Only hours ago I opened a box of books one of my sisters sent for my birthday--an August Wilson play, an August Wilson essay, and a book on August Wilson (all from my Amazon Wish List.) Richards was instrumental in Wilson's career, and I met them both on the same day (July 1, a day after my birthday in 1991) at the Eugene O'Neill Center summer playwrights conference, where they had begun working together. It was Richards who picked out the manuscript for "Ma Rainey's Black Bottom" from the thousand or so that came to the O'Neill, brought the unknown Pittsburgh playwright to Waterford to work on the play, and then mounted its first productions at Yale and in New York.

Lloyd Richards was the heart and soul of the O'Neill, so important to many American playwrights. He transformed it into a community concentrating on honing and freeing new voices in theatre. He was utterly respected by everyone, for his discipline and gentleness, his rigor and humor, his attentiveness to detail and insistence on communicating the big picture, so everyone knew and shared the same vision of the O'Neill process. It hasn't been the same since he retired from being its artistic director.August Wilson died last year, and so the two giants of African American theatre are gone.

And to think just minutes ago I was ordering the last play I haven't read (apart from the one I just got) in Wilson's titanic ten play cycle, one for each decade of the twentieth century. That cycle is a truly stunning achievement, and Richards was part of getting many of those plays to their staged versions. I was looking forward to reading them all in the order of decades. Then minutes later I happened to read this.

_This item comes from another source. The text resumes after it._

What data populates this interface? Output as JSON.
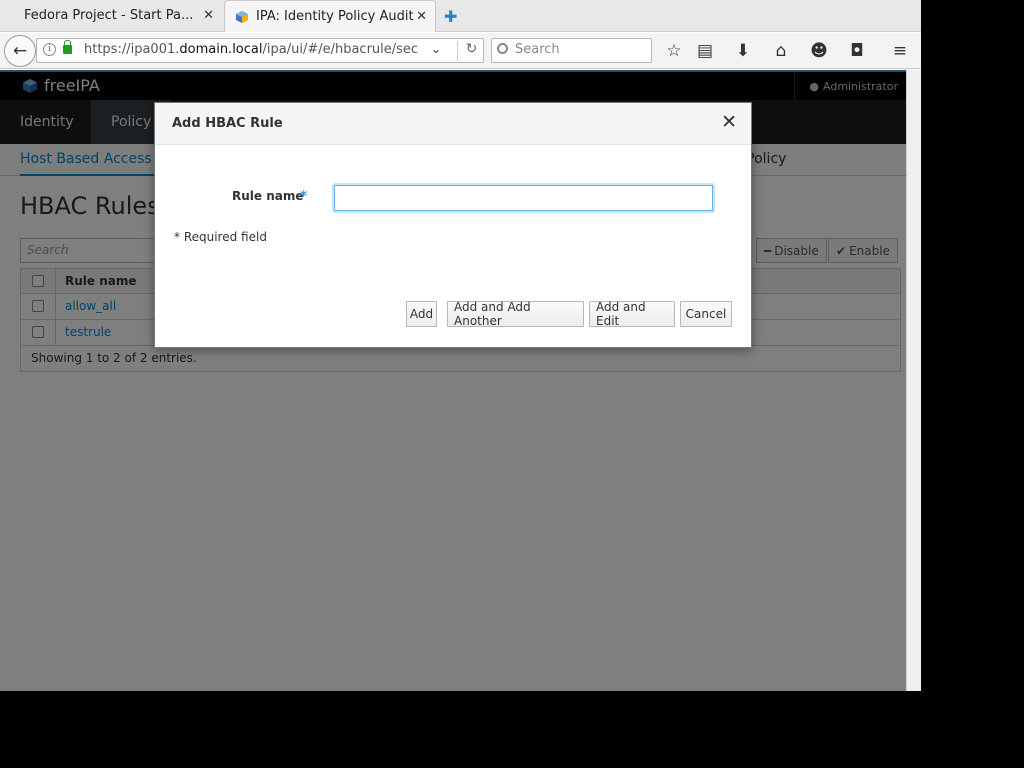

Of course, it's not as shocking as August Wilson's death at age 61. But it is another indication of an era passing. These two men have left such an incredible legacy to America and theatre everywhere.